Online sportsbooks use a specialized software system to handle the processing of bets and payouts. This software allows sportsbooks to operate legally in many states and countries, where the sport is legal to wager on. These sites also have a reputation for being fair and secure. They are often used by sports fans to place bets on their favorite teams and players.
Many of the most popular sportsbooks are located in Las Vegas, Nevada, and they draw bettors from all over the world. These bettors can place bets on a variety of different events, from football to basketball and golf. The odds that a sportsbook offers for a particular event are based on the probability that it will occur, and bettors can then bet on either the underdog or the favorite.
One of the best things that bettors can do to improve their chances of winning is to shop around for the best lines. This is money management 101, and it’s a great way to get the most bang for your buck. For example, the Chicago Cubs may be -180 at one sportsbook and -190 at another.
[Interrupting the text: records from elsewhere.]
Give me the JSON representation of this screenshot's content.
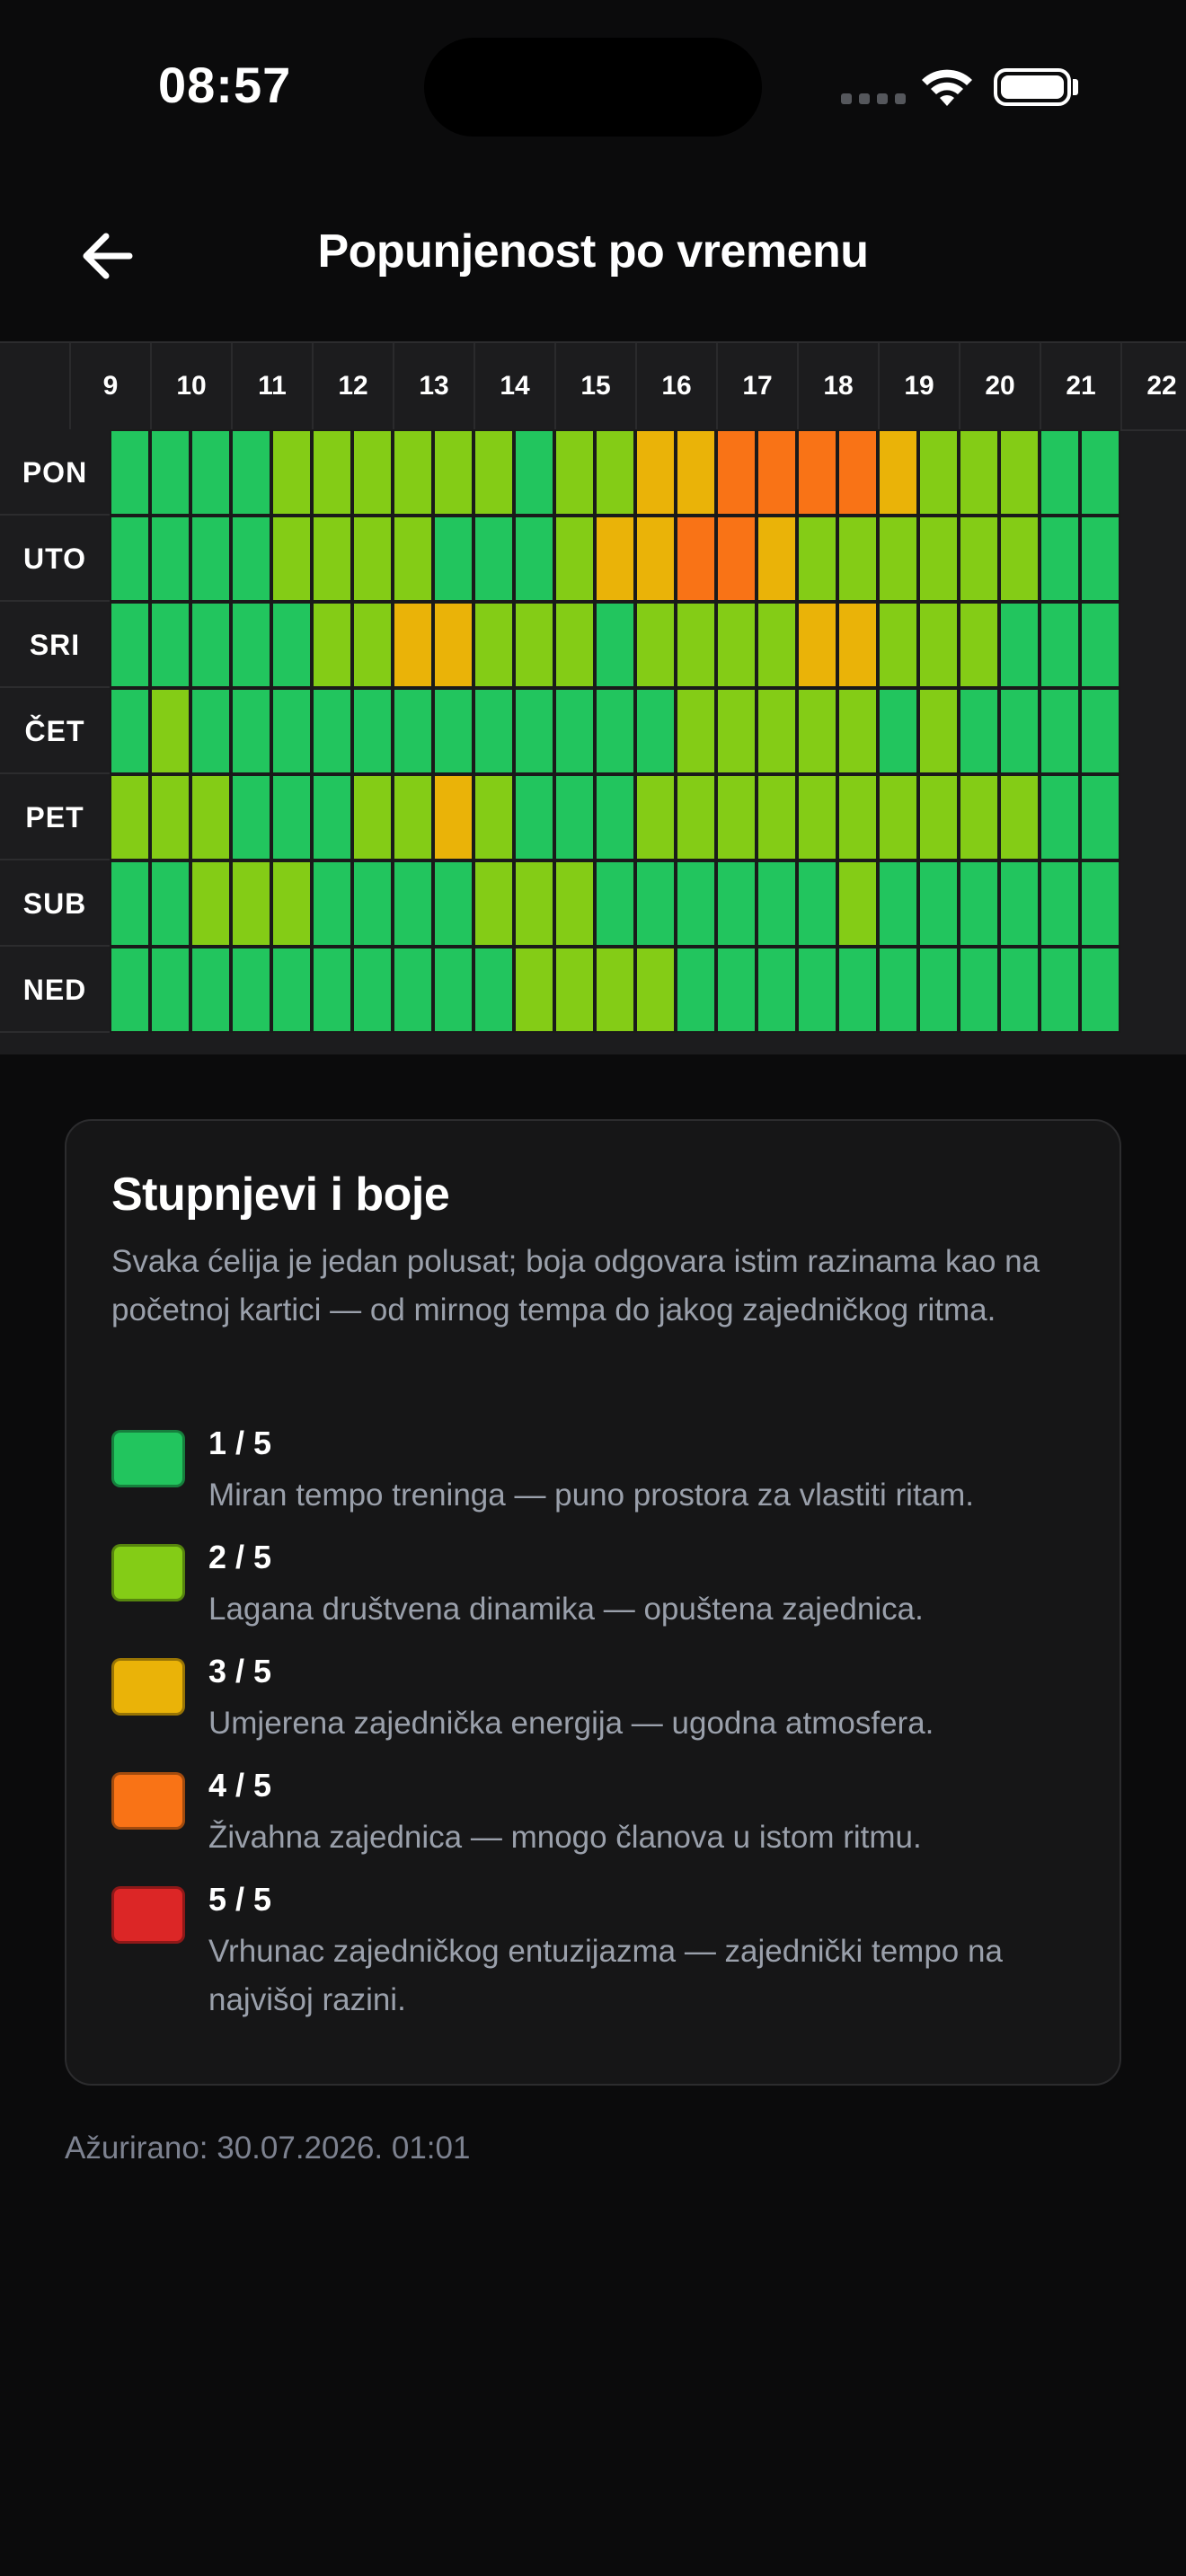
{
  "status_bar": {
    "time": "08:57"
  },
  "header": {
    "title": "Popunjenost po vremenu",
    "back_icon": "arrow-left-icon"
  },
  "heatmap": {
    "hours": [
      "9",
      "10",
      "11",
      "12",
      "13",
      "14",
      "15",
      "16",
      "17",
      "18",
      "19",
      "20",
      "21",
      "22"
    ],
    "days": [
      "PON",
      "UTO",
      "SRI",
      "ČET",
      "PET",
      "SUB",
      "NED"
    ],
    "level_colors": {
      "1": "#22c55e",
      "2": "#84cc16",
      "3": "#eab308",
      "4": "#f97316",
      "5": "#dc2626"
    },
    "levels": [
      [
        1,
        1,
        1,
        1,
        2,
        2,
        2,
        2,
        2,
        2,
        1,
        2,
        2,
        3,
        3,
        4,
        4,
        4,
        4,
        3,
        2,
        2,
        2,
        1,
        1
      ],
      [
        1,
        1,
        1,
        1,
        2,
        2,
        2,
        2,
        1,
        1,
        1,
        2,
        3,
        3,
        4,
        4,
        3,
        2,
        2,
        2,
        2,
        2,
        2,
        1,
        1
      ],
      [
        1,
        1,
        1,
        1,
        1,
        2,
        2,
        3,
        3,
        2,
        2,
        2,
        1,
        2,
        2,
        2,
        2,
        3,
        3,
        2,
        2,
        2,
        1,
        1,
        1
      ],
      [
        1,
        2,
        1,
        1,
        1,
        1,
        1,
        1,
        1,
        1,
        1,
        1,
        1,
        1,
        2,
        2,
        2,
        2,
        2,
        1,
        2,
        1,
        1,
        1,
        1
      ],
      [
        2,
        2,
        2,
        1,
        1,
        1,
        2,
        2,
        3,
        2,
        1,
        1,
        1,
        2,
        2,
        2,
        2,
        2,
        2,
        2,
        2,
        2,
        2,
        1,
        1
      ],
      [
        1,
        1,
        2,
        2,
        2,
        1,
        1,
        1,
        1,
        2,
        2,
        2,
        1,
        1,
        1,
        1,
        1,
        1,
        2,
        1,
        1,
        1,
        1,
        1,
        1
      ],
      [
        1,
        1,
        1,
        1,
        1,
        1,
        1,
        1,
        1,
        1,
        2,
        2,
        2,
        2,
        1,
        1,
        1,
        1,
        1,
        1,
        1,
        1,
        1,
        1,
        1
      ]
    ]
  },
  "legend": {
    "title": "Stupnjevi i boje",
    "description": "Svaka ćelija je jedan polusat; boja odgovara istim razinama kao na početnoj kartici — od mirnog tempa do jakog zajedničkog ritma.",
    "items": [
      {
        "level": "1 / 5",
        "description": "Miran tempo treninga — puno prostora za vlastiti ritam.",
        "color": "#22c55e"
      },
      {
        "level": "2 / 5",
        "description": "Lagana društvena dinamika — opuštena zajednica.",
        "color": "#84cc16"
      },
      {
        "level": "3 / 5",
        "description": "Umjerena zajednička energija — ugodna atmosfera.",
        "color": "#eab308"
      },
      {
        "level": "4 / 5",
        "description": "Živahna zajednica — mnogo članova u istom ritmu.",
        "color": "#f97316"
      },
      {
        "level": "5 / 5",
        "description": "Vrhunac zajedničkog entuzijazma — zajednički tempo na najvišoj razini.",
        "color": "#dc2626"
      }
    ]
  },
  "footer": {
    "updated": "Ažurirano: 30.07.2026. 01:01"
  }
}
While this difference might not be huge, it can add up over the long run.
The location of the game can also have an impact on the oddsmakers’ calculations. Some teams perform better at home, while others struggle on the road. Those factors are incorporated into the point spread and moneyline odds for both home and away games. However, it is not always easy to take these factors into account when making betting lines, so bettors should always check the line before placing a bet.
Another factor that can influence the betting lines is timeouts. In a football game, for example, timeouts can change the momentum of a team and affect its ability to cover the spread. In addition, the number of fouls a team has committed can have an effect on its chances of covering the spread. In these situations, the sportsbook may not adjust the lines enough to reflect the changes in play.
Using a white label provider can be expensive and can limit the customization options available to you. Additionally, it can lead to high operating costs and thin profit margins, which is a problem for a business like a sportsbook. This is especially true during peak seasons when bettors are likely to make larger bets. This is why it’s important to find a pay per head sportsbook that can provide you with the flexibility you need to be successful.